They were soft and fresh. The sugar shell didn’t have a sharp and crisp crunch like the ones I get in the little bulk tubs at Cost Plus World Market. I like that kind of shell, but this was okay ... more like the Good & Plenty side of things. The licorice inside is nice and chewy and has a good note of roasted molasses and real licorice and anise extracts. (The anise is detectable in the shell.)
The thing that spoiled it for me (and this is just me) was that there was Red #40 in them. It was absolutely detectable in the pink and purple candies. (I even did several blind tests to see if I was just being dramatic.) It made them bitter. I had to separate them out from the rest of the bag ... and not eating a third of them doesn’t really make them cheaper. (4 out of 10)

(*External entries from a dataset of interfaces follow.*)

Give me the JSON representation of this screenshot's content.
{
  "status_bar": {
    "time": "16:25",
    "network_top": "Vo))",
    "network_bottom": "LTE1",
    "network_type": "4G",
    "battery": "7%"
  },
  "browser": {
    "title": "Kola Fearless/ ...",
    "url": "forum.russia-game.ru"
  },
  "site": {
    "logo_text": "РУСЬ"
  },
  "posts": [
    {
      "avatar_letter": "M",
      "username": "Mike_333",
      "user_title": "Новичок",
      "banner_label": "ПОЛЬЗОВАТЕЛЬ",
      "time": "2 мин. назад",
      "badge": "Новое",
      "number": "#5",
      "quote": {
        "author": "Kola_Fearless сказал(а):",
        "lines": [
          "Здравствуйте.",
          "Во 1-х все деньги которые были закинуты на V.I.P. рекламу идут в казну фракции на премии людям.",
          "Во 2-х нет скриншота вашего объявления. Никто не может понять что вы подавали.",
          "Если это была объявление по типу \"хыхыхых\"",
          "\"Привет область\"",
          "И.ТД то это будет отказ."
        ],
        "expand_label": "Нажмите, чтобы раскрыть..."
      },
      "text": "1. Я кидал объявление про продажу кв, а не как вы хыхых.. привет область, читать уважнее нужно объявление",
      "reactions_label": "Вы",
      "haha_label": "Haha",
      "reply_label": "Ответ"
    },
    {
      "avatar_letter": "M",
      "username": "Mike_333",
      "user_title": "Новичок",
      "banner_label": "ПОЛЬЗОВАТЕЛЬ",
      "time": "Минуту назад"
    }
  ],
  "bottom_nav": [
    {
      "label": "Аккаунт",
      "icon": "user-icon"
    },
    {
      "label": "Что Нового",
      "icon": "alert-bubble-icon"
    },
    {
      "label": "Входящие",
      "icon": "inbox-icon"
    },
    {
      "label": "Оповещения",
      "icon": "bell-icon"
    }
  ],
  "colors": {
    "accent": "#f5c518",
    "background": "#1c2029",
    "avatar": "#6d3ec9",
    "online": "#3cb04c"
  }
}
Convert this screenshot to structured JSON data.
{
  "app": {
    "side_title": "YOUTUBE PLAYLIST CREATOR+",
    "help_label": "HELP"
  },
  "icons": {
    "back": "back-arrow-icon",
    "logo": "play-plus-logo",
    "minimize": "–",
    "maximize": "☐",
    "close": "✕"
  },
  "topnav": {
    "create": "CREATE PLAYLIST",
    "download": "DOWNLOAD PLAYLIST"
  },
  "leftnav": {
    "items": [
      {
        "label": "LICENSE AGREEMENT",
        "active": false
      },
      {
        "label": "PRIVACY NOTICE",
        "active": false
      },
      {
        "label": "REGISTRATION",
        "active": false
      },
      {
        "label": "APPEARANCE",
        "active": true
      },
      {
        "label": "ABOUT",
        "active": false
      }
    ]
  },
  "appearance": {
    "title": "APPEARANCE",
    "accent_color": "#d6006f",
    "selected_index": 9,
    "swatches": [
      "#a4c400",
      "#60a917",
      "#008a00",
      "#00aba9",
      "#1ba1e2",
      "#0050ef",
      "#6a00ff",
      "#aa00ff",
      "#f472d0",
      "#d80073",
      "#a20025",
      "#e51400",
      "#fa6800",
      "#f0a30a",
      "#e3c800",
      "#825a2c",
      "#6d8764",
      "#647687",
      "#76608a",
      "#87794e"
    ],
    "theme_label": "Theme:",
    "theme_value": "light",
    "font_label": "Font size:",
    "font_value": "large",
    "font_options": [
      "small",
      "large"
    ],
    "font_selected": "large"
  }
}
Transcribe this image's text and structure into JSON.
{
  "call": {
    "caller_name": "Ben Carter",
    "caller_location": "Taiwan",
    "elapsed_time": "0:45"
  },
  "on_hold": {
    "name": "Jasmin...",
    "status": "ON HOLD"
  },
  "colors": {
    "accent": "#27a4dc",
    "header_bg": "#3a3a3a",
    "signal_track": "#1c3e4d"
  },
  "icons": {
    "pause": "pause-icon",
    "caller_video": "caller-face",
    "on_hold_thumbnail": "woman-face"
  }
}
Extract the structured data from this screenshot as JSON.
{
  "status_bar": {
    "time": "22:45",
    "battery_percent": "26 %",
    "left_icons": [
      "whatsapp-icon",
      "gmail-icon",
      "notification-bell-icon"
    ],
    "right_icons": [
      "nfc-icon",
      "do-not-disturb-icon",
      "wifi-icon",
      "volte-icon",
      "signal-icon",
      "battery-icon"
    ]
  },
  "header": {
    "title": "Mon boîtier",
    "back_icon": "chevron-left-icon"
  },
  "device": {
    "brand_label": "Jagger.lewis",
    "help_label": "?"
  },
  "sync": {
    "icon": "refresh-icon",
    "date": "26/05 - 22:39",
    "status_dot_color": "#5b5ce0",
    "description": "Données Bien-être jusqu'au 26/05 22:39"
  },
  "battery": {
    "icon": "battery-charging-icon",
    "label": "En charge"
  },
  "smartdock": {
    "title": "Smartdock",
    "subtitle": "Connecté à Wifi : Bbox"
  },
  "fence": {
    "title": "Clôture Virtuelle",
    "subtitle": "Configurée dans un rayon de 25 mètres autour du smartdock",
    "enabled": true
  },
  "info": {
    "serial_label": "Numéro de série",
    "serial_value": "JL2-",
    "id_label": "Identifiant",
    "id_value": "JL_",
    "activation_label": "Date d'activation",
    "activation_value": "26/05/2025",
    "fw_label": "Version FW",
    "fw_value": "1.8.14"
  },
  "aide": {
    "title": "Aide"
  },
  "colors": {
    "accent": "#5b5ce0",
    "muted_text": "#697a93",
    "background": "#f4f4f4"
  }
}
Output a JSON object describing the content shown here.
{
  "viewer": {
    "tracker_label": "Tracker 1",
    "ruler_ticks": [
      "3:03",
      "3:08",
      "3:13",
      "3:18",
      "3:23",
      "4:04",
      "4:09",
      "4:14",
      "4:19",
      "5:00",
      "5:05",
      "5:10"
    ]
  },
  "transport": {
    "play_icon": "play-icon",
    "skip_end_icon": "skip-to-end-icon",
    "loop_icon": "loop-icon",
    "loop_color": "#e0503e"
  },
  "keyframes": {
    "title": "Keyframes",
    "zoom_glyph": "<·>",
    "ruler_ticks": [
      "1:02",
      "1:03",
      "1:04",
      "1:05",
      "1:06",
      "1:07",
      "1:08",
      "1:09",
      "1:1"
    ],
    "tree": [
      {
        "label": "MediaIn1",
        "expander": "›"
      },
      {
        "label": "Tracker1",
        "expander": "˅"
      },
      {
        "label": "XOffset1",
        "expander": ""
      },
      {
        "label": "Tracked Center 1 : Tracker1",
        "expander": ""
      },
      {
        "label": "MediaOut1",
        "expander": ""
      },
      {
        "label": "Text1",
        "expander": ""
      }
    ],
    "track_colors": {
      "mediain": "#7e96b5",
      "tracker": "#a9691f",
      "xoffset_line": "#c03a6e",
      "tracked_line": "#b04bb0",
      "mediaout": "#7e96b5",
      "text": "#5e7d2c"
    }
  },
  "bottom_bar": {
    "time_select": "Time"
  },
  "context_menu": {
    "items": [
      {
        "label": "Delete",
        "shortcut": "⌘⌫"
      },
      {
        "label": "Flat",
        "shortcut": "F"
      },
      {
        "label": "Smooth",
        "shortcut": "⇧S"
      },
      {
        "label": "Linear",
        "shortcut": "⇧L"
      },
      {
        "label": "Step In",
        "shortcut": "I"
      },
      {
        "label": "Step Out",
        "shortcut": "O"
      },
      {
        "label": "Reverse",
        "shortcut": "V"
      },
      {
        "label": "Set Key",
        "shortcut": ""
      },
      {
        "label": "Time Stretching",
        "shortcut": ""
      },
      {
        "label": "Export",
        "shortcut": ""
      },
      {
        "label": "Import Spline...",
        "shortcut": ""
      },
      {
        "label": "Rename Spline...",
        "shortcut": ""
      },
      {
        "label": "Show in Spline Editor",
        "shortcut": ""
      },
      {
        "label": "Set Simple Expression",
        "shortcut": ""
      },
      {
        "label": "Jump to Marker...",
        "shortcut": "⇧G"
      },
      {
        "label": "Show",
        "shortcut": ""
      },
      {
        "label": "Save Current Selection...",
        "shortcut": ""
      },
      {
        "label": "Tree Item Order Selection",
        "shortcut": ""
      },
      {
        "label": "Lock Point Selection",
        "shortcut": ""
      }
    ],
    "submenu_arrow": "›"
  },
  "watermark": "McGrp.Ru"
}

I love root beer barrel hard candies and the root beer Bottle Caps, which are pretty much the only candies that incorporate root beer well into their pantheon of flavors.
Kenny’s also makes a huge line of flavored Juicy Twists (I’m loathe to use the term “red licorice” which is like saying “unsweetened sugar”.) They come in watermelon, green apple, chocolate and of course, Root Beer.
The twists aren’t really that twisted (only a half twist per length), but have pleasant ridges. They’re shiny and rather firm (but not stale). They don’t have the firmly pinched ends that other brands like Red Vines have. But they are hollow (if you’re a straw person).
The root beer flavor is sweet and has a nice balsam quality, not as intense as some other more spicy candies, but still a good match for the flour-based twist. I’d love it if they were more intense, but this is often my problem with root beer in general. I want lots of flavor. But, as I mentioned before, I take my root beer enjoyment where I can. These are a fun change from hard candies. (7 out of 10)
Meticulously photographed and documented reviews of candy from around the world. And the occasional other sweet adventures. Open your mouth, expand your mind.